All persons below the age of 18 are considered minors under Canadian immigration law. Minors entering Canada who lack the proper documentation outlined below will be closely checked by Canadian Border Services Agency officials and may potentially be denied entry into Canada. Firstly, all minors need to possess their own valid passport as a parent’s passport is insufficient, even if the child’s details are included in it. If a child is arriving without both parents or their legal guardian, a copy of their birth certificate and a letter of authorization (preferably in English or French) are also required.

The required contents of such a letter differ depending on who the child is entering Canada with. If arriving alone, the letter of authorization should be signed by both parents (or legal guardian) and list the parents’ (or guardian’s) address and telephone number and the name, address and telephone number of the adult who will be looking after the child in Canada.

If the minor is entering with only one parent, the letter of authorization should be signed by the other parent and list their address and telephone number, as well as have attached a photocopy of this non-accompanying parent’s passport. Where the accompanying parent is separated or divorced and shares custody of the child, a copy of the legal custody documents is also required. If the parent traveling with the child enjoys sole custody, then the letter can be signed solely by this accompanying parent but a copy of the custody documents must be presented. If however, a child is entering Canada with only one parent because the other is deceased, the traveling parent should carry a copy of the relevant death certificate.

Children arriving in Canada with a legal guardian or adoptive parents should have copies of their relevant guardianship or adoption papers. In the case where minors are traveling with adults that are neither their parents or guardians, a letter of authorization is required permitting the child to enter Canada which is signed by their parents or legal guardian along with the address and telephone numbers where they can be reached. Although this letter need not be certified, a photocopy of the parents’ or legal guardian’s passport must be attached.

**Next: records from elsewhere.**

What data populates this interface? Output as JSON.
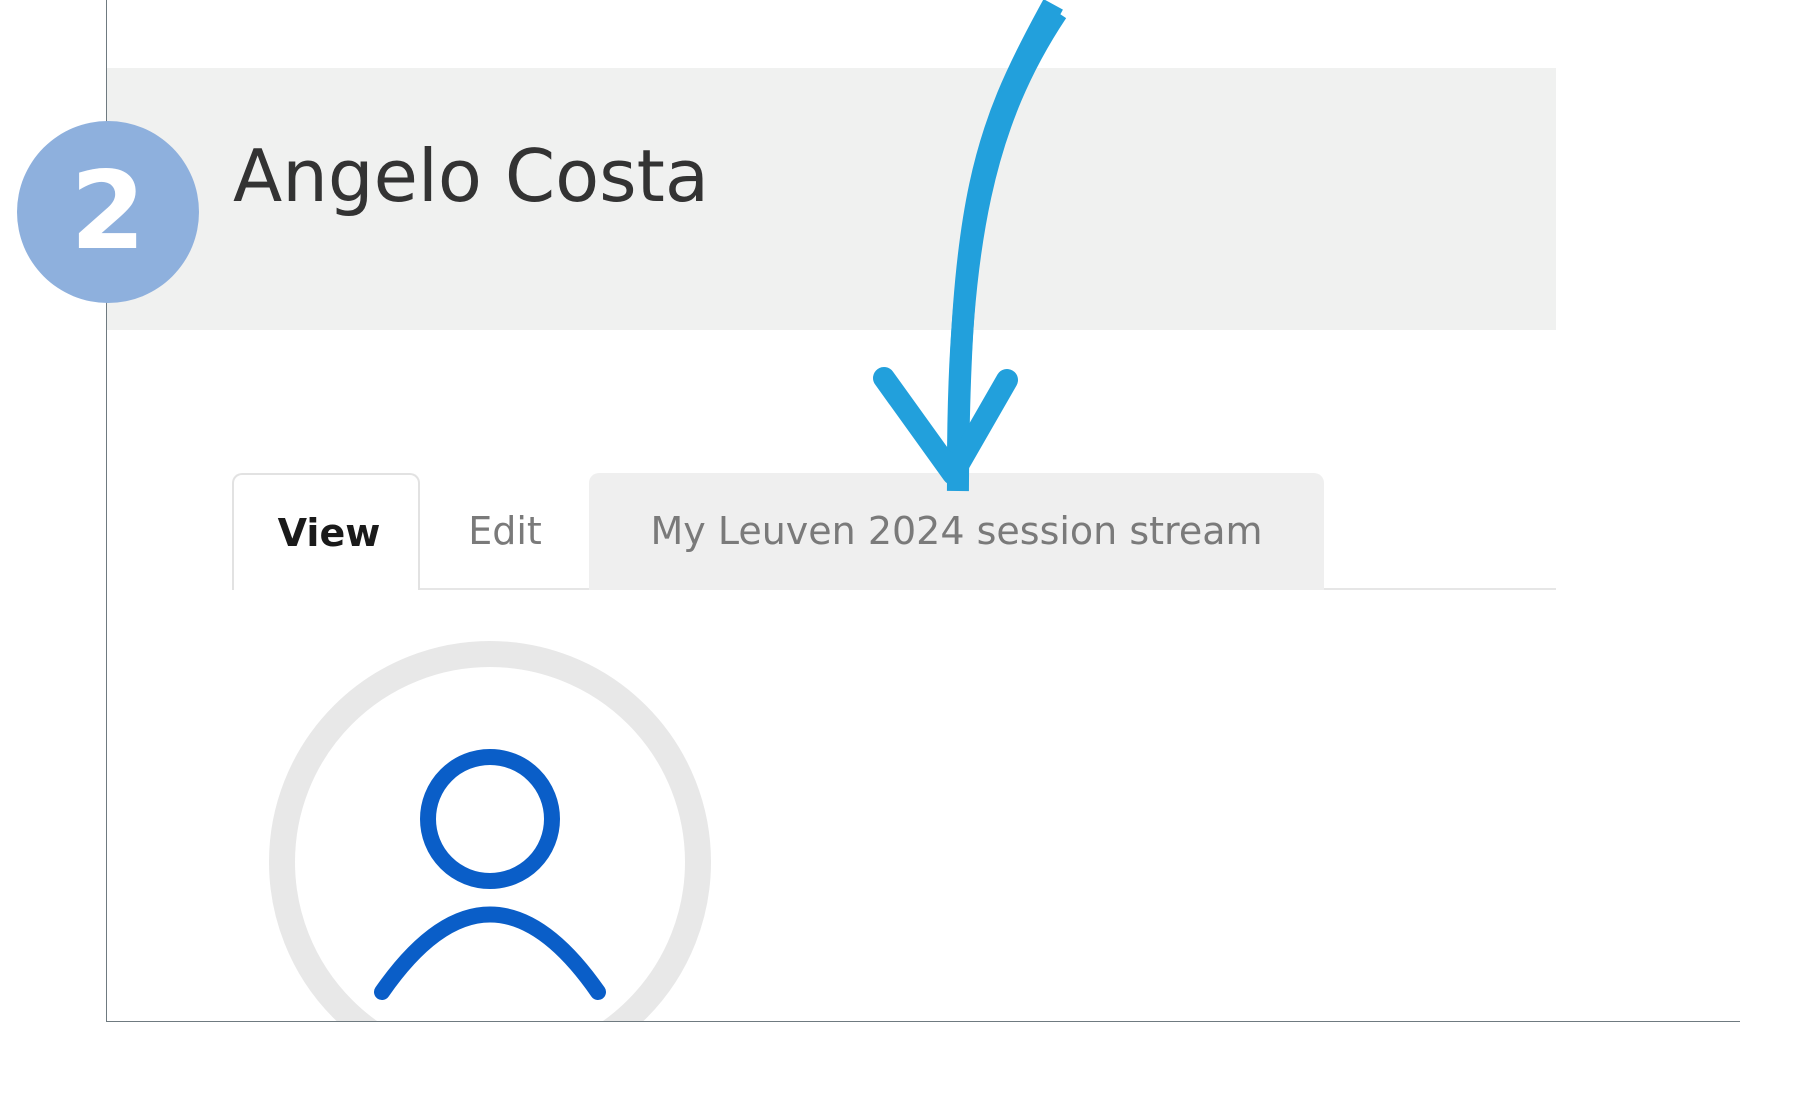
{
  "header": {
    "title": "Angelo Costa"
  },
  "badge": {
    "number": "2",
    "color": "#8eb0dd"
  },
  "tabs": [
    {
      "label": "View",
      "active": true
    },
    {
      "label": "Edit",
      "active": false
    },
    {
      "label": "My Leuven 2024 session stream",
      "active": false,
      "highlighted": true
    }
  ],
  "avatar": {
    "icon": "user-icon",
    "icon_color": "#0a5ec8",
    "ring_color": "#e8e8e8"
  },
  "annotation": {
    "icon": "arrow-down-icon",
    "color": "#22a0dc"
  }
}
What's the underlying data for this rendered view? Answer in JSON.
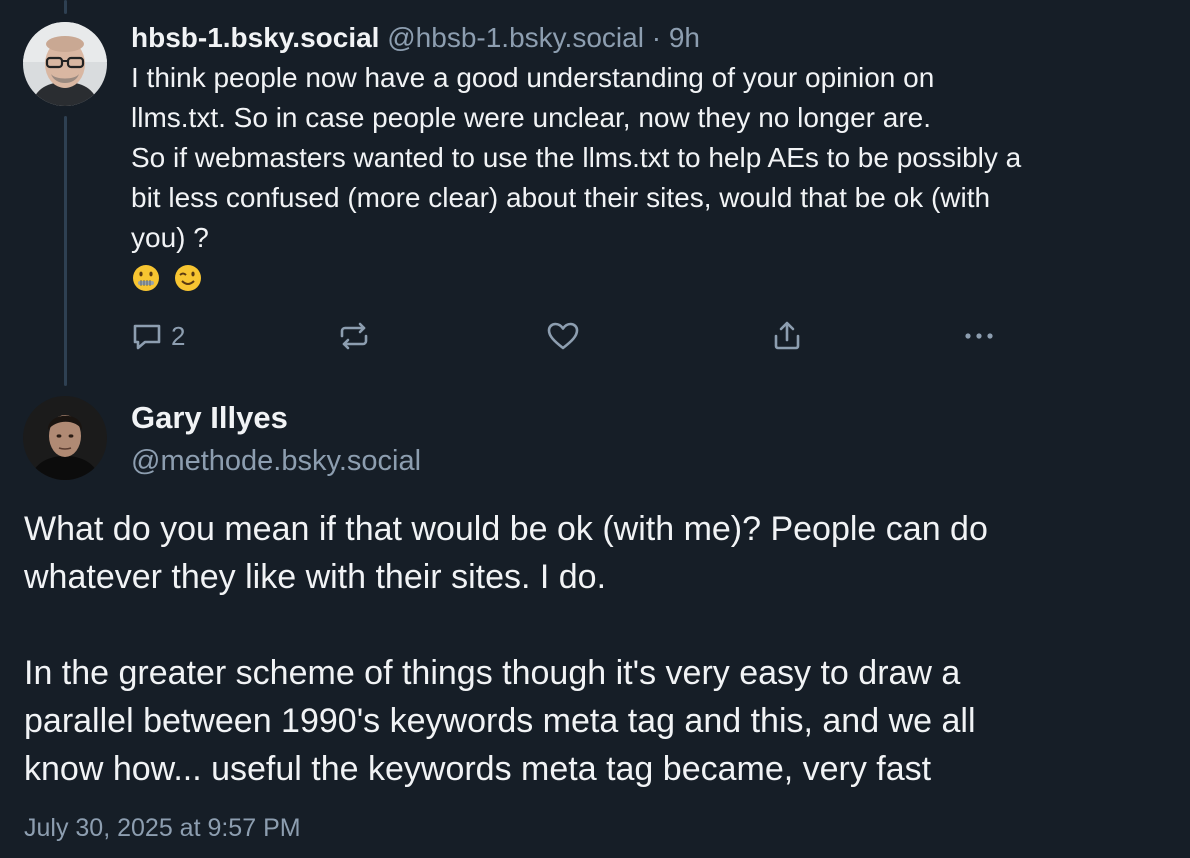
{
  "parent_post": {
    "display_name": "hbsb-1.bsky.social",
    "handle": "@hbsb-1.bsky.social",
    "separator": " · ",
    "time_ago": "9h",
    "text": "I think people now have a good understanding of your opinion on\nllms.txt. So in case people were unclear, now they no longer are.\nSo if webmasters wanted to use the llms.txt to help AEs to be possibly a\nbit less confused (more clear) about their sites, would that be ok (with\nyou) ?",
    "emojis": [
      "zipper-mouth-face",
      "winking-face"
    ],
    "actions": {
      "reply_count": "2",
      "repost_count": "",
      "like_count": ""
    }
  },
  "main_post": {
    "display_name": "Gary Illyes",
    "handle": "@methode.bsky.social",
    "text": "What do you mean if that would be ok (with me)? People can do\nwhatever they like with their sites. I do.\n\nIn the greater scheme of things though it's very easy to draw a\nparallel between 1990's keywords meta tag and this, and we all\nknow how... useful the keywords meta tag became, very fast",
    "timestamp": "July 30, 2025 at 9:57 PM"
  },
  "colors": {
    "background": "#161e27",
    "text_primary": "#f1f3f5",
    "text_secondary": "#8d9eb0",
    "thread_line": "#2e4052"
  }
}
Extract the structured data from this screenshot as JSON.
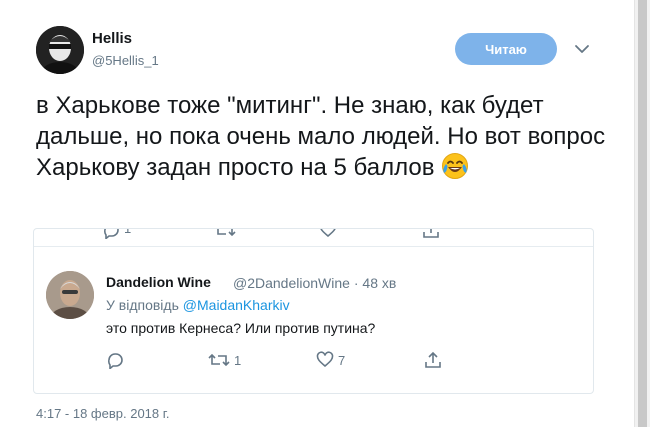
{
  "tweet": {
    "author_name": "Hellis",
    "author_handle": "@5Hellis_1",
    "follow_label": "Читаю",
    "text": "в Харькове тоже \"митинг\". Не знаю, как будет дальше, но пока очень мало людей. Но вот вопрос Харькову задан просто на 5 баллов",
    "emoji": "face-with-tears-of-joy",
    "timestamp": "4:17 - 18 февр. 2018 г."
  },
  "clipped_actions": {
    "reply_count": "1",
    "retweet_count": ""
  },
  "reply": {
    "author_name": "Dandelion Wine",
    "author_handle": "@2DandelionWine",
    "separator": "·",
    "time": "48 хв",
    "in_reply_prefix": "У відповідь",
    "in_reply_to": "@MaidanKharkiv",
    "text": "это против Кернеса? Или против путина?",
    "retweet_count": "1",
    "like_count": "7"
  },
  "icons": [
    "caret-down-icon",
    "reply-icon",
    "retweet-icon",
    "like-icon",
    "share-icon"
  ],
  "colors": {
    "follow_button": "#7eb3ea",
    "mention": "#1b95e0",
    "secondary_text": "#657786"
  }
}
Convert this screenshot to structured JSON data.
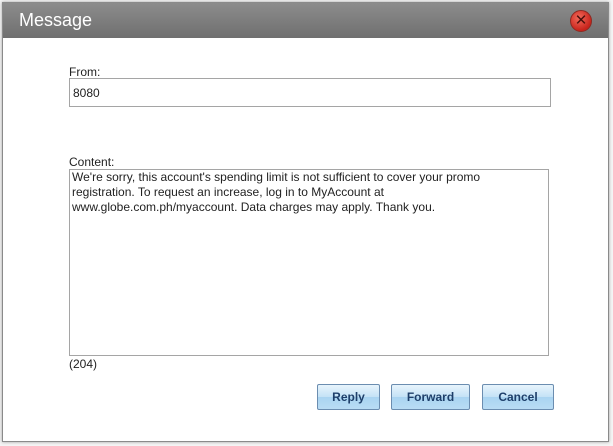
{
  "dialog": {
    "title": "Message",
    "close_glyph": "✕"
  },
  "from": {
    "label": "From:",
    "value": "8080"
  },
  "content": {
    "label": "Content:",
    "value": "We're sorry, this account's spending limit is not sufficient to cover your promo registration. To request an increase, log in to MyAccount at www.globe.com.ph/myaccount. Data charges may apply. Thank you.",
    "char_count": "(204)"
  },
  "buttons": {
    "reply": "Reply",
    "forward": "Forward",
    "cancel": "Cancel"
  },
  "colors": {
    "titlebar": "#7d7d7d",
    "close_button": "#d8352a",
    "button_text": "#1e3f6a"
  },
  "icons": {
    "close": "close-icon"
  }
}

To make sure children traveling to Canada to spend time with family during the March school holidays period are permitted entry, obtaining the necessary supporting documents including a letter of authorization with the correct content and signatures is imperative. Although organizing this documentation may make travel here slightly more burdensome, it serves the important task of ensuring minors are able to successfully enter Canada for their visit.